There were 15 members of the delegation, including FDMILC Secretary General Hon. Ryu Shionoya and other Diet members, along with researchers and representatives from industry, finance/business, and the Ministry of Education, Culture, Sports, Science and Technology. From January 8-11, they met with French and German Parliament members and government officials to talk about Japan’s thoughts on the ILC project, and also explained how it would be different from the Large Hadron Collider at CERN in Switzerland. They also exchanged opinions on cost-sharing, and how to get industry involved with the project.

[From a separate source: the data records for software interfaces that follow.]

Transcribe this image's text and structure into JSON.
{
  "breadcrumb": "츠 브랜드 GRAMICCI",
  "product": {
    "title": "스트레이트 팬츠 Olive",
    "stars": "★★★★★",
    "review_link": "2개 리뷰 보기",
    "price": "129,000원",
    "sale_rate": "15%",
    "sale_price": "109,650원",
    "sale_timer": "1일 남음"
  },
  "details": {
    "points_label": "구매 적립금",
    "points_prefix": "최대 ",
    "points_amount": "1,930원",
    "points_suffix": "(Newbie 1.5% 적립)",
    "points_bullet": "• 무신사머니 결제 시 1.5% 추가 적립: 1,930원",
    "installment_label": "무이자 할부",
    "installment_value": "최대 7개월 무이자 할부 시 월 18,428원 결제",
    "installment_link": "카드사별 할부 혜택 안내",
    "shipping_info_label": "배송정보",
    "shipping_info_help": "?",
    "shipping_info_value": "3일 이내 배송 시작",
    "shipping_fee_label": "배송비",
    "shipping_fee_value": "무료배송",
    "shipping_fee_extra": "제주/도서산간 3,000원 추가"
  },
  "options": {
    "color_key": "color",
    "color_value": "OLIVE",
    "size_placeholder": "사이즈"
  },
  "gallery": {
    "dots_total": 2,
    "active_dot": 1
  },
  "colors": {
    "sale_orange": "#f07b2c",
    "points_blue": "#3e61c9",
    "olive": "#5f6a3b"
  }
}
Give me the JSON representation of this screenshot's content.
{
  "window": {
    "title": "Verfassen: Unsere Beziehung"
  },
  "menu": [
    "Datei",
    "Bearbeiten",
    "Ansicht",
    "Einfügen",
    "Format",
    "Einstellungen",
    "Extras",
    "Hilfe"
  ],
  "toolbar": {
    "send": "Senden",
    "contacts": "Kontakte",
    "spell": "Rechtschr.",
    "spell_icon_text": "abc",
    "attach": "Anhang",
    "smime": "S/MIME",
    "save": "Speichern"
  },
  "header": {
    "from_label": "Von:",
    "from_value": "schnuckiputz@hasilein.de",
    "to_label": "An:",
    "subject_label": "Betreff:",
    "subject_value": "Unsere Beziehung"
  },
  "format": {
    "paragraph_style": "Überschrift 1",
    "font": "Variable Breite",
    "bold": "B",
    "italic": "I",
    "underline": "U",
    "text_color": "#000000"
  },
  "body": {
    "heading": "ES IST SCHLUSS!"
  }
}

According to Prof. Suzuki, both countries indicated that they hoped for Japan to show leadership on the project and to also push forward negotiations about cost-sharing. France has the International Thermonuclear Experimental Reactor (ITER) and Switzerland has CERN, so Prof. Suzuki reflected that “the atmosphere was that they were open to giving us their knowledge about building these sorts of huge projects, so let’s move forward with negotiations.”

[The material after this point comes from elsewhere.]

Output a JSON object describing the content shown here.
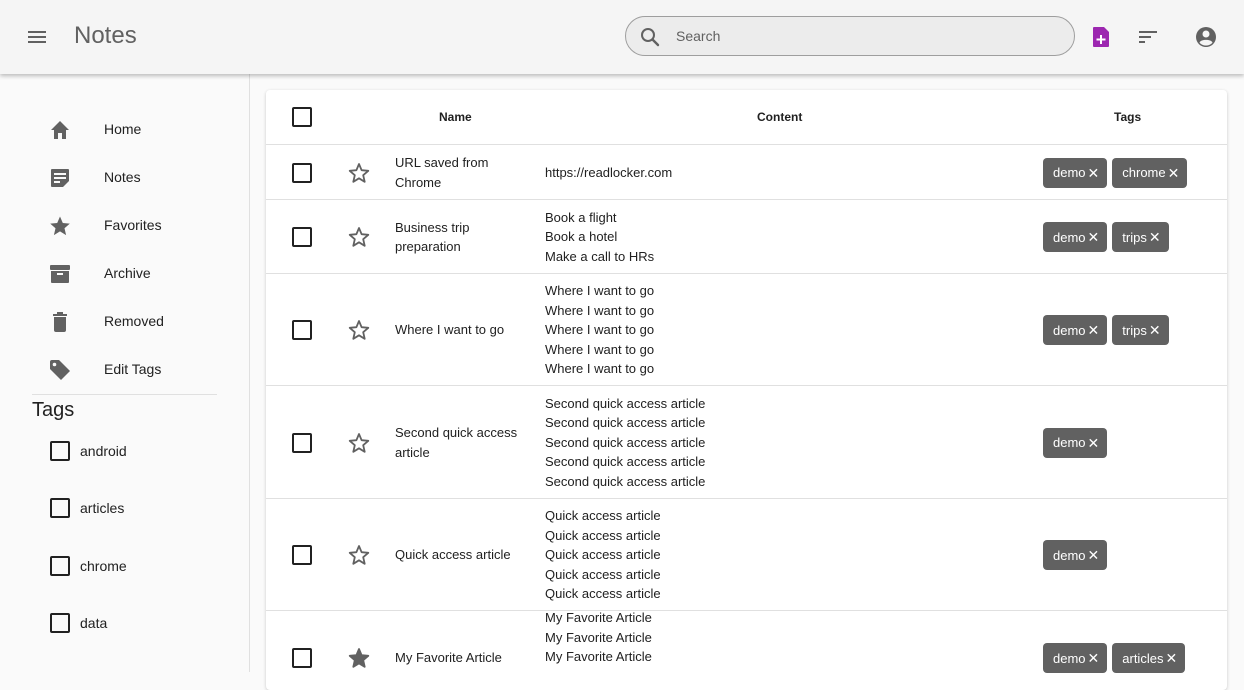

Prof. Suzuki said, “We have reaffirmed that it is crucial to cooperate not just with the ILC but in the entire field of science and technology. Both France and Germany are highly anticipating the project, and strongly indicated that they wanted Japan to develop a cooperative framework to help realize the project.”
In the latter half of 2018, Europe will be working to establish its next 5-year plan for particle physics, so this is a crucial moment for the ILC effort. French/German officials at these meetings said they would work to get the ILC written into the next strategy should the Japanese national government show its stance on the ILC by that time.
From this point, framework-building for international cooperation must branch out from France and Germany to the rest of Europe. Prof. Suzuki said, “It will be key to push forward negotiations with a Japan-Europe framework. Concurrently with negotiations at the Science Council of Japan, researchers and businesses should be at the forefront of negotiations with Europe.”